_Task item_
Which lines have the string "veya"? Copy all of them from the entries below.

_Input_

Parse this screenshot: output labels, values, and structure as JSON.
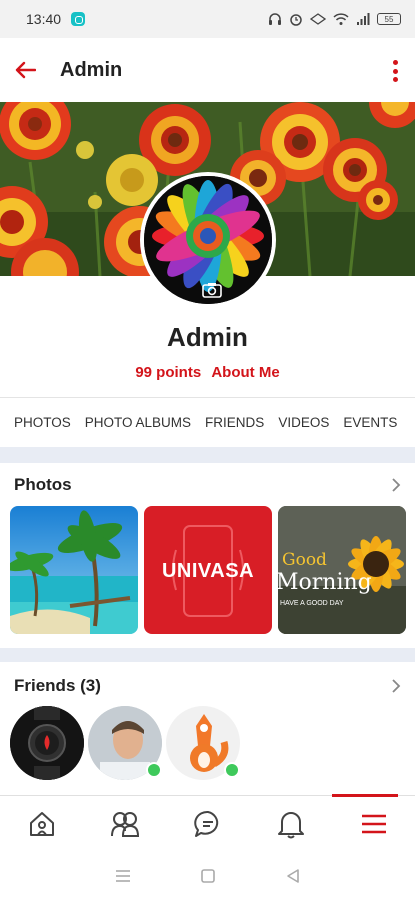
{
  "status_bar": {
    "time": "13:40",
    "battery": "55"
  },
  "header": {
    "title": "Admin"
  },
  "profile": {
    "name": "Admin",
    "points": "99 points",
    "about": "About Me"
  },
  "tabs": [
    "PHOTOS",
    "PHOTO ALBUMS",
    "FRIENDS",
    "VIDEOS",
    "EVENTS"
  ],
  "photos_section": {
    "title": "Photos",
    "items": [
      {
        "name": "beach-palm-photo"
      },
      {
        "name": "univasa-photo",
        "text": "UNIVASA"
      },
      {
        "name": "good-morning-photo",
        "line1": "Good",
        "line2": "Morning",
        "line3": "HAVE A GOOD DAY"
      }
    ]
  },
  "friends_section": {
    "title": "Friends (3)"
  },
  "bottom_nav": [
    "home-icon",
    "friends-icon",
    "messages-icon",
    "notifications-icon",
    "menu-icon"
  ],
  "colors": {
    "accent": "#d3141a",
    "online": "#3ec95b",
    "section_gap": "#e8ecf4"
  }
}
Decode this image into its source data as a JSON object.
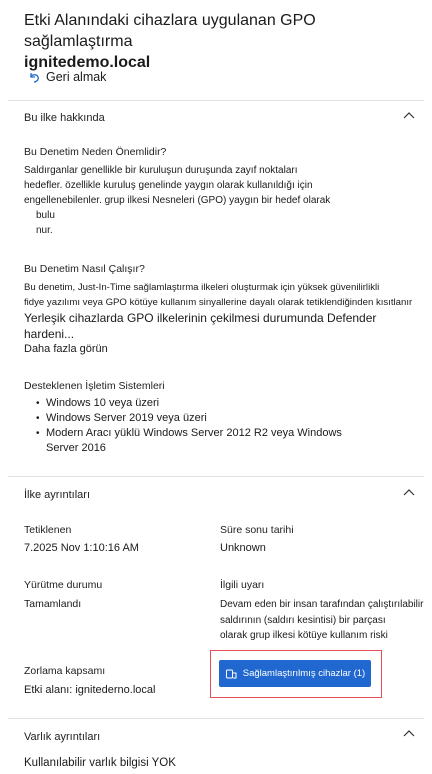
{
  "header": {
    "title_line1": "Etki Alanındaki cihazlara uygulanan GPO sağlamlaştırma",
    "title_line2": "ignitedemo.local",
    "back_label": "Geri almak"
  },
  "about": {
    "heading": "Bu ilke hakkında",
    "why_heading": "Bu Denetim Neden Önemlidir?",
    "why_lines": [
      "Saldırganlar genellikle bir kuruluşun duruşunda zayıf noktaları",
      "hedefler. özellikle kuruluş genelinde yaygın olarak kullanıldığı için",
      "engellenebilenler. grup ilkesi Nesneleri (GPO) yaygın bir hedef olarak",
      "bulu",
      "nur."
    ],
    "how_heading": "Bu Denetim Nasıl Çalışır?",
    "how_lines": [
      "Bu denetim, Just-In-Time sağlamlaştırma ilkeleri oluşturmak için yüksek güvenilirlikli",
      "fidye yazılımı veya GPO kötüye kullanım sinyallerine dayalı olarak tetiklendiğinden kısıtlanır"
    ],
    "how_big_lines": [
      "Yerleşik cihazlarda GPO ilkelerinin çekilmesi durumunda Defender",
      "hardeni..."
    ],
    "see_more": "Daha fazla görün",
    "os_heading": "Desteklenen İşletim Sistemleri",
    "os_items": [
      "Windows 10 veya üzeri",
      "Windows Server 2019 veya üzeri",
      "Modern Aracı yüklü Windows Server 2012 R2 veya Windows",
      "Server 2016"
    ]
  },
  "details": {
    "heading": "İlke ayrıntıları",
    "triggered_label": "Tetiklenen",
    "triggered_value": "7.2025 Nov 1:10:16 AM",
    "expires_label": "Süre sonu tarihi",
    "expires_value": "Unknown",
    "exec_label": "Yürütme durumu",
    "exec_value": "Tamamlandı",
    "alert_label": "İlgili uyarı",
    "alert_lines": [
      "Devam eden bir insan tarafından çalıştırılabilir",
      "saldırının (saldırı kesintisi) bir parçası",
      "olarak grup ilkesi kötüye kullanım riski"
    ],
    "scope_label": "Zorlama kapsamı",
    "scope_value": "Etki alanı: ignitederno.local",
    "button_label": "Sağlamlaştırılmış cihazlar (1)"
  },
  "asset": {
    "heading": "Varlık ayrıntıları",
    "value": "Kullanılabilir varlık bilgisi YOK"
  }
}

_Response to the task_
      "fidye yazılımı veya GPO kötüye kullanım sinyallerine dayalı olarak tetiklendiğinden kısıtlanır"
      "Windows 10 veya üzeri",
      "Windows Server 2019 veya üzeri",
      "Modern Aracı yüklü Windows Server 2012 R2 veya Windows",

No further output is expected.